Recorded information: Begin

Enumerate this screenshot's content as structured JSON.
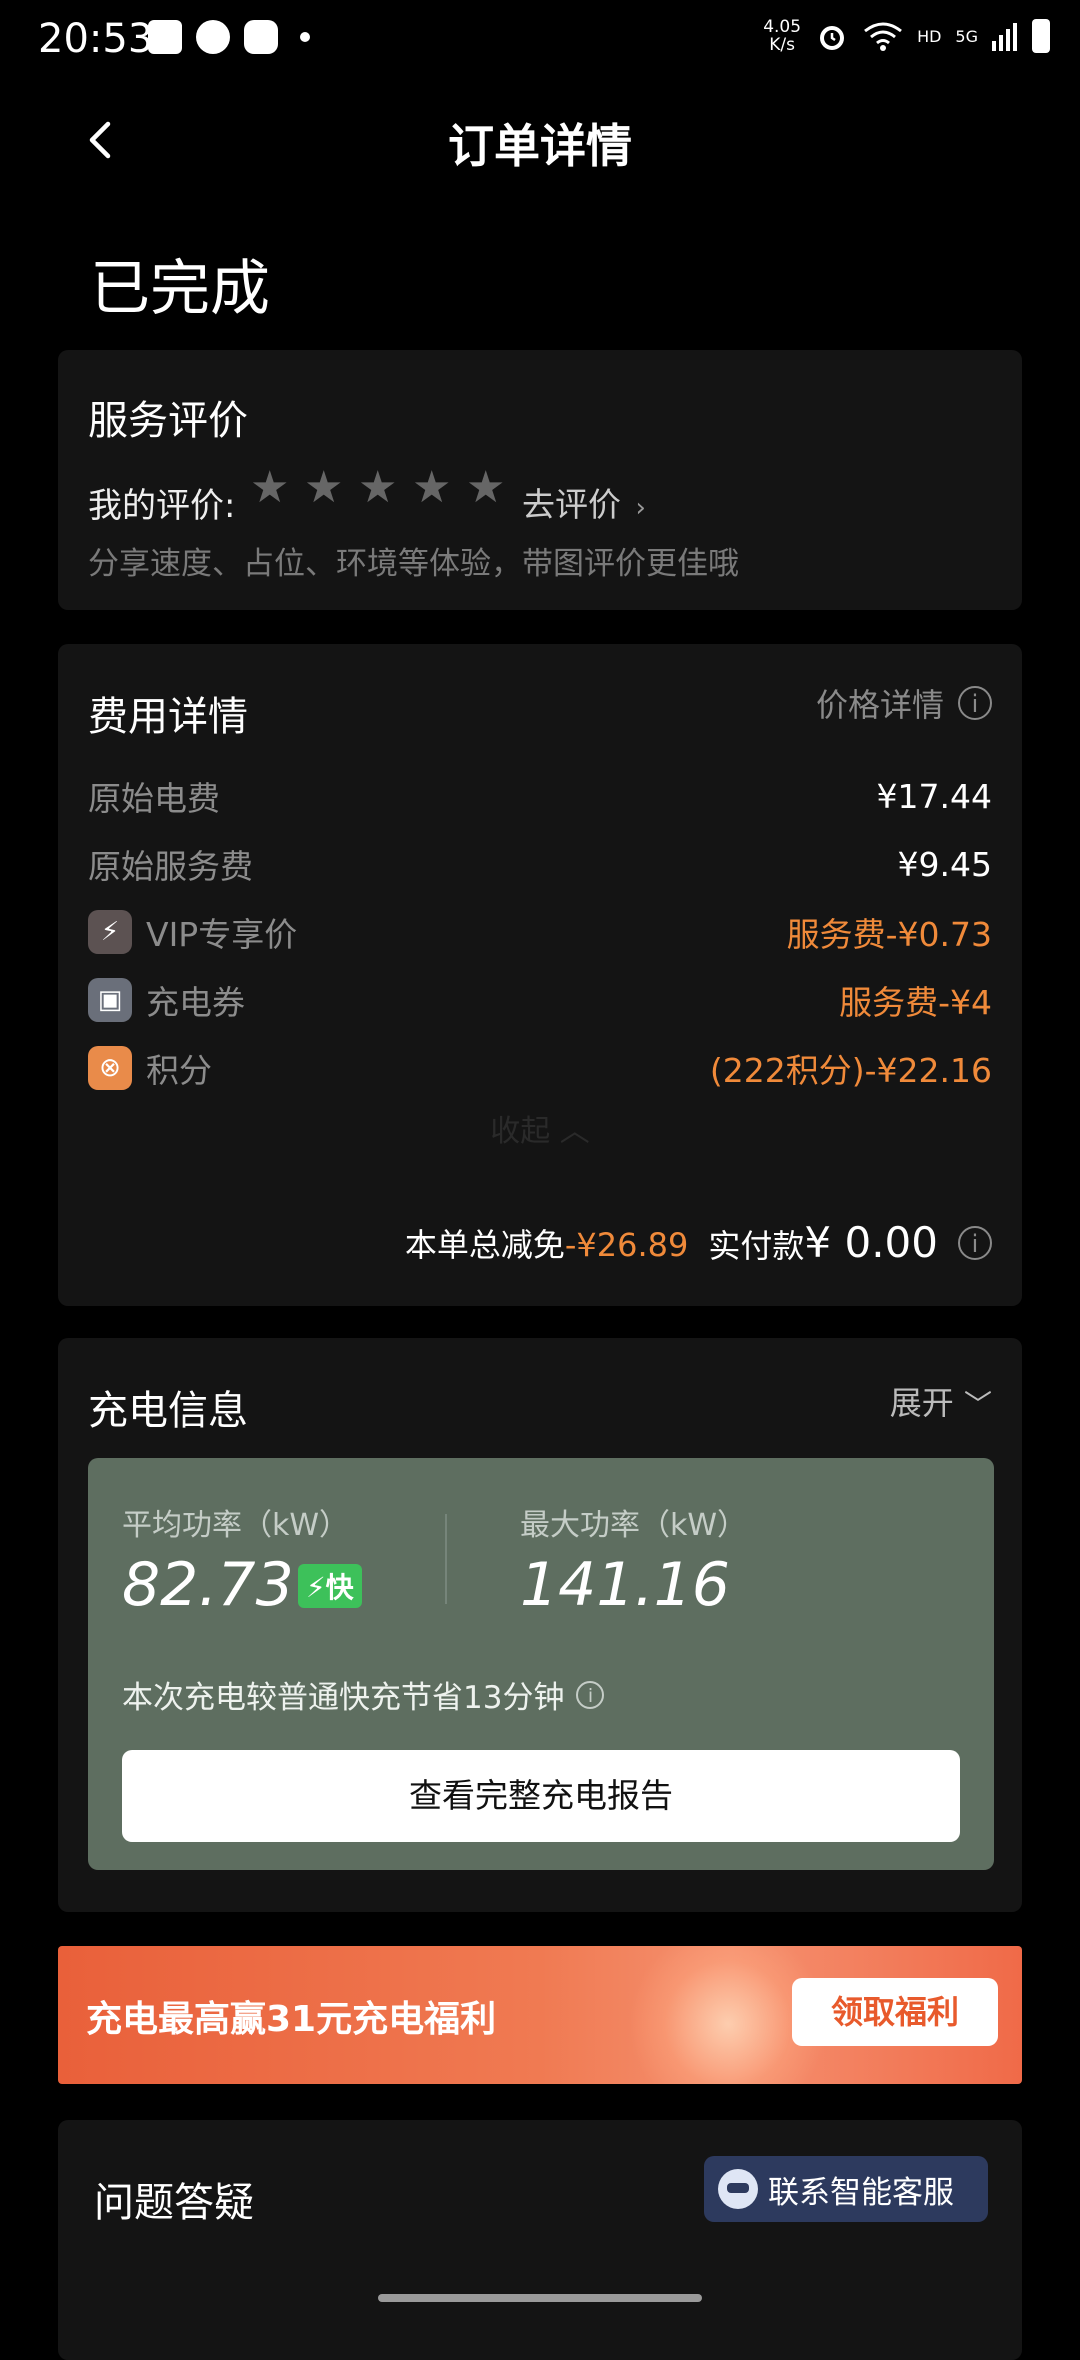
{
  "status_bar": {
    "time": "20:53",
    "net_speed": "4.05\nK/s",
    "net_speed_top": "4.05",
    "net_speed_bottom": "K/s",
    "hd": "HD",
    "signal": "5G"
  },
  "nav": {
    "title": "订单详情"
  },
  "order": {
    "status": "已完成"
  },
  "review": {
    "title": "服务评价",
    "my_rating_label": "我的评价:",
    "stars_filled": 0,
    "stars_total": 5,
    "go_review": "去评价",
    "hint": "分享速度、占位、环境等体验，带图评价更佳哦"
  },
  "fee": {
    "title": "费用详情",
    "price_detail": "价格详情",
    "rows": [
      {
        "label": "原始电费",
        "value": "¥17.44"
      },
      {
        "label": "原始服务费",
        "value": "¥9.45"
      },
      {
        "label": "VIP专享价",
        "value": "服务费-¥0.73"
      },
      {
        "label": "充电券",
        "value": "服务费-¥4"
      },
      {
        "label": "积分",
        "value": "(222积分)-¥22.16"
      }
    ],
    "collapse": "收起",
    "total_discount_label": "本单总减免",
    "total_discount_value": "-¥26.89",
    "paid_label": "实付款",
    "paid_value": "¥ 0.00"
  },
  "charge": {
    "title": "充电信息",
    "expand": "展开",
    "avg_power_label": "平均功率（kW）",
    "avg_power_value": "82.73",
    "fast_badge": "快",
    "max_power_label": "最大功率（kW）",
    "max_power_value": "141.16",
    "saving_text": "本次充电较普通快充节省13分钟",
    "report_button": "查看完整充电报告"
  },
  "banner": {
    "text": "充电最高赢31元充电福利",
    "button": "领取福利"
  },
  "faq": {
    "title": "问题答疑",
    "cs_button": "联系智能客服"
  },
  "colors": {
    "accent_orange": "#f08a3a",
    "fast_green": "#3dc15a",
    "panel_green": "#5e6e60"
  }
}
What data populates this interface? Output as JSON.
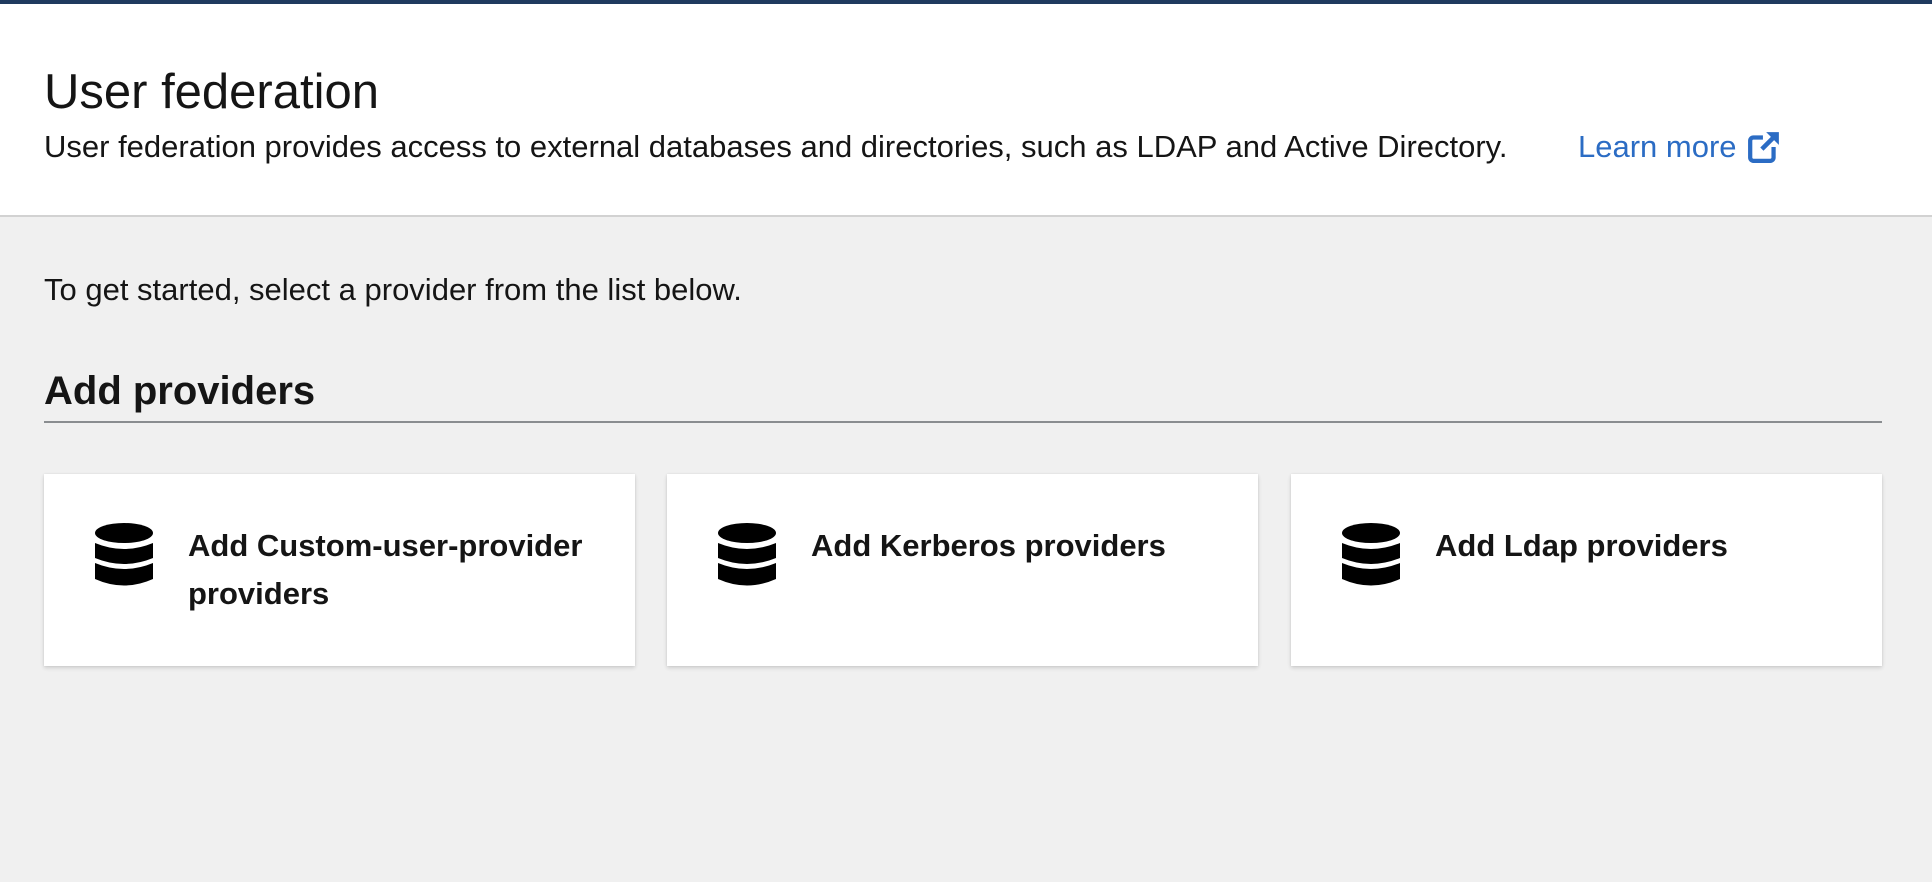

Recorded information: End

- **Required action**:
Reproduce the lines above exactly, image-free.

- **Problem solution**:
Enumerate this screenshot's content as structured JSON.
{
  "status_bar": {
    "time": "20:53",
    "net_speed": "4.05\nK/s",
    "net_speed_top": "4.05",
    "net_speed_bottom": "K/s",
    "hd": "HD",
    "signal": "5G"
  },
  "nav": {
    "title": "订单详情"
  },
  "order": {
    "status": "已完成"
  },
  "review": {
    "title": "服务评价",
    "my_rating_label": "我的评价:",
    "stars_filled": 0,
    "stars_total": 5,
    "go_review": "去评价",
    "hint": "分享速度、占位、环境等体验，带图评价更佳哦"
  },
  "fee": {
    "title": "费用详情",
    "price_detail": "价格详情",
    "rows": [
      {
        "label": "原始电费",
        "value": "¥17.44"
      },
      {
        "label": "原始服务费",
        "value": "¥9.45"
      },
      {
        "label": "VIP专享价",
        "value": "服务费-¥0.73"
      },
      {
        "label": "充电券",
        "value": "服务费-¥4"
      },
      {
        "label": "积分",
        "value": "(222积分)-¥22.16"
      }
    ],
    "collapse": "收起",
    "total_discount_label": "本单总减免",
    "total_discount_value": "-¥26.89",
    "paid_label": "实付款",
    "paid_value": "¥ 0.00"
  },
  "charge": {
    "title": "充电信息",
    "expand": "展开",
    "avg_power_label": "平均功率（kW）",
    "avg_power_value": "82.73",
    "fast_badge": "快",
    "max_power_label": "最大功率（kW）",
    "max_power_value": "141.16",
    "saving_text": "本次充电较普通快充节省13分钟",
    "report_button": "查看完整充电报告"
  },
  "banner": {
    "text": "充电最高赢31元充电福利",
    "button": "领取福利"
  },
  "faq": {
    "title": "问题答疑",
    "cs_button": "联系智能客服"
  },
  "colors": {
    "accent_orange": "#f08a3a",
    "fast_green": "#3dc15a",
    "panel_green": "#5e6e60"
  }
}
What data populates this interface? Output as JSON.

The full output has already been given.